Aim of the exercise: Count each line below that has the word "label" in it, and give only the total.

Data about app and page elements
• • • • •

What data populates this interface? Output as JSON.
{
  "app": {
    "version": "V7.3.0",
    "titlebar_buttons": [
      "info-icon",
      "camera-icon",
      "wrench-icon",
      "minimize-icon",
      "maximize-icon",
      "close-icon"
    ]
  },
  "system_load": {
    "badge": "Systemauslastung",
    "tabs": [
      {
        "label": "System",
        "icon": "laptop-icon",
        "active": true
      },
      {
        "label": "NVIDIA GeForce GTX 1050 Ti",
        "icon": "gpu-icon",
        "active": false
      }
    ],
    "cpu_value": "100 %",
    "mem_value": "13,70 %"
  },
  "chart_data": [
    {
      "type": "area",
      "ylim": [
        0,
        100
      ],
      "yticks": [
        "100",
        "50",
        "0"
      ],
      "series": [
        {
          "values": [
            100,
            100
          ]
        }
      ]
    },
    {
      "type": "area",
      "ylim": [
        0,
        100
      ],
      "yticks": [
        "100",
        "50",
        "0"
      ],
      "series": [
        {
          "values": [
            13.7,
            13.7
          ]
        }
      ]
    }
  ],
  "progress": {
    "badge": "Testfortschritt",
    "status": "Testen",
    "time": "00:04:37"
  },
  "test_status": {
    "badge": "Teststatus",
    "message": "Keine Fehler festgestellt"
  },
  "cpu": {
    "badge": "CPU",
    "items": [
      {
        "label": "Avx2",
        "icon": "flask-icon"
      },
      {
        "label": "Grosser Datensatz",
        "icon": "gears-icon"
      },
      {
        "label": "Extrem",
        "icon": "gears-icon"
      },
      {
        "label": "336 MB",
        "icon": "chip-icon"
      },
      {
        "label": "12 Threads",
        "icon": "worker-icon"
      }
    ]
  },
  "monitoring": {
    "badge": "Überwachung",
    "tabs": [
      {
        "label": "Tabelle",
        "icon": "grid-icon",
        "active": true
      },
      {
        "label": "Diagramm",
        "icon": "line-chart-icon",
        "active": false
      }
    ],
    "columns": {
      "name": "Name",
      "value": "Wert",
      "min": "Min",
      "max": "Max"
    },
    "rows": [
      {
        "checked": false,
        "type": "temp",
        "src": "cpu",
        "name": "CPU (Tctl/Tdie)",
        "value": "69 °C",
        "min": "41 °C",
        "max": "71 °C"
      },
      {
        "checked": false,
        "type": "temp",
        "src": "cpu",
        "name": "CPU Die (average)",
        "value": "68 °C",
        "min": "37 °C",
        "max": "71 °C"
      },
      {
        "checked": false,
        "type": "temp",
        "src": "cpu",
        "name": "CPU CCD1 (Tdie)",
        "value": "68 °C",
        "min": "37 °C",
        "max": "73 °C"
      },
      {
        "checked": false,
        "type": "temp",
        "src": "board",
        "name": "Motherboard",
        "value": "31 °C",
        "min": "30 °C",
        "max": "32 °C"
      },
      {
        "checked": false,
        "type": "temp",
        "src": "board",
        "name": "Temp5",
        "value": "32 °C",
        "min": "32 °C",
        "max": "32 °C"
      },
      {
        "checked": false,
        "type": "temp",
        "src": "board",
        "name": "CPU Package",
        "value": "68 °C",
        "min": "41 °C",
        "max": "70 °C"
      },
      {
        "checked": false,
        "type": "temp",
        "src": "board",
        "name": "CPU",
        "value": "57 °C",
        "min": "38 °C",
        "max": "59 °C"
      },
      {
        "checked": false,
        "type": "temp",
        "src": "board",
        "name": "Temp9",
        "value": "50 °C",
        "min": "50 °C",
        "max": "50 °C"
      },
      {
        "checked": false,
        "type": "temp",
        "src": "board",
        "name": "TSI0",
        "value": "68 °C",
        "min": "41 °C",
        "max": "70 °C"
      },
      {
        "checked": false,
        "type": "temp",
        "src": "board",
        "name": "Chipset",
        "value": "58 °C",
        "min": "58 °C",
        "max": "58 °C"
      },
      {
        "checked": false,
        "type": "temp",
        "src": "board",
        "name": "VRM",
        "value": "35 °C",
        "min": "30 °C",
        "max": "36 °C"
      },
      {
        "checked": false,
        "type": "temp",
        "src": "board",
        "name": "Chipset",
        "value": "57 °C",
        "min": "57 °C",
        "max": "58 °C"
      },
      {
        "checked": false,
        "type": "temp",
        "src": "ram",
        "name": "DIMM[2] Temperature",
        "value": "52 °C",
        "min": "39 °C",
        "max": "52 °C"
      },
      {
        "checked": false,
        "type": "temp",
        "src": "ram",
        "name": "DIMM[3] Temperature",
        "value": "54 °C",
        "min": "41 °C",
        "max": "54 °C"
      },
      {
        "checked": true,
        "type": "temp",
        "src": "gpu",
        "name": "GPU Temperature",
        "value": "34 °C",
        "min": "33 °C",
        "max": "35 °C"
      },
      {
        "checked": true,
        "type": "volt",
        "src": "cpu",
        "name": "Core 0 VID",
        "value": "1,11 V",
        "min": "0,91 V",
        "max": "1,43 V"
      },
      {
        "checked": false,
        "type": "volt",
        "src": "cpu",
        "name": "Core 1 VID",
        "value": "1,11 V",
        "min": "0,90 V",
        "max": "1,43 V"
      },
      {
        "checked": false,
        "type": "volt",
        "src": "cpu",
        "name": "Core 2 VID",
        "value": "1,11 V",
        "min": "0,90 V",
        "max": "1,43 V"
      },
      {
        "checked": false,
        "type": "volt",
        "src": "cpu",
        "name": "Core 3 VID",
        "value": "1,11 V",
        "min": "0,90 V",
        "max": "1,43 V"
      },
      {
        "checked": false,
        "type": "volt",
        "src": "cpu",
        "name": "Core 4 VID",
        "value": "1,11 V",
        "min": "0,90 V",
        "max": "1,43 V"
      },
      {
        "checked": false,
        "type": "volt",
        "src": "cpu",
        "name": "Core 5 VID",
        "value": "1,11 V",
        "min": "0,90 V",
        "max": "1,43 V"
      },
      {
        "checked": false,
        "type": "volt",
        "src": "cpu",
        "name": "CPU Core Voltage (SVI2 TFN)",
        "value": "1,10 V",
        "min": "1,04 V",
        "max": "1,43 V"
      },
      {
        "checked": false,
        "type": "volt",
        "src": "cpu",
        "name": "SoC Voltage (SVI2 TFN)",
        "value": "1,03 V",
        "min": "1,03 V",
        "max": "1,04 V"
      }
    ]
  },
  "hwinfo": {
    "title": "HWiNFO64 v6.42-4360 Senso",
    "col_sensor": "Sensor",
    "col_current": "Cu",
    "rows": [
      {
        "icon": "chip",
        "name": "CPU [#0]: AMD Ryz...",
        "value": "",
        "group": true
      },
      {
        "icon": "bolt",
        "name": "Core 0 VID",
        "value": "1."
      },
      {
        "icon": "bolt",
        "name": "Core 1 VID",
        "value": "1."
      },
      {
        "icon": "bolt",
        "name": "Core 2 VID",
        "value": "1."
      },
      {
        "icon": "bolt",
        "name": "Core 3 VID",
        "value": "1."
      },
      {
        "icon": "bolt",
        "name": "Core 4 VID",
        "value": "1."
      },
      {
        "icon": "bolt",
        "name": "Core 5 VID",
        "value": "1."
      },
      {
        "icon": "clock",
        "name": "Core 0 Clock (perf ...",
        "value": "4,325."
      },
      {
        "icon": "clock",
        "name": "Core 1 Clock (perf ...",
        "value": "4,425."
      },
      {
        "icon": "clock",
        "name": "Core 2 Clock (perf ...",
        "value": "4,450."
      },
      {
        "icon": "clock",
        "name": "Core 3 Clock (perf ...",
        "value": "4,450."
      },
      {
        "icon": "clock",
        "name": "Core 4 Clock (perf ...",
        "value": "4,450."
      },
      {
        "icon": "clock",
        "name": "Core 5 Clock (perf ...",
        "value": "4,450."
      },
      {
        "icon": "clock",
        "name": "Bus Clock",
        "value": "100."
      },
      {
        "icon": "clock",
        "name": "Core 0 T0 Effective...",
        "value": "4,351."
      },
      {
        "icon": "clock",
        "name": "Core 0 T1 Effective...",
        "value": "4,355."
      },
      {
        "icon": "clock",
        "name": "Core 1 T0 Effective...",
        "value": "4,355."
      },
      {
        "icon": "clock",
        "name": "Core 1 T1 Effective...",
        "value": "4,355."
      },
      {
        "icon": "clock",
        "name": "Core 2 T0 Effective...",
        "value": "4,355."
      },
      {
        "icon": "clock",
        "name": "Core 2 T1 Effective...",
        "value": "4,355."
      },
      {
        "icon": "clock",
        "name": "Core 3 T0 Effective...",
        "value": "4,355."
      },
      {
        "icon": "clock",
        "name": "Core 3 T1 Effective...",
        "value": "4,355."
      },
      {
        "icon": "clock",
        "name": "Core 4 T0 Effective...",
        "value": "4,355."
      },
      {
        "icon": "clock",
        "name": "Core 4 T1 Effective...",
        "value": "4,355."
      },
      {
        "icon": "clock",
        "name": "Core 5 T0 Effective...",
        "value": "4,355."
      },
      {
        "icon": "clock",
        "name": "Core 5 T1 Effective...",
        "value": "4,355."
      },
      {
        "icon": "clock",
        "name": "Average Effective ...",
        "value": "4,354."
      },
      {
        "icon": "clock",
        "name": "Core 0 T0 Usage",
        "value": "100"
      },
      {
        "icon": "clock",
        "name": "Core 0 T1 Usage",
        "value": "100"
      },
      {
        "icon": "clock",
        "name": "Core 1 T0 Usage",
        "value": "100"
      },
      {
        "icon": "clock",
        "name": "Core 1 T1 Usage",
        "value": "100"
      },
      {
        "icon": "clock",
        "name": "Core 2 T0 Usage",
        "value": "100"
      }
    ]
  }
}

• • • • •

Response: 9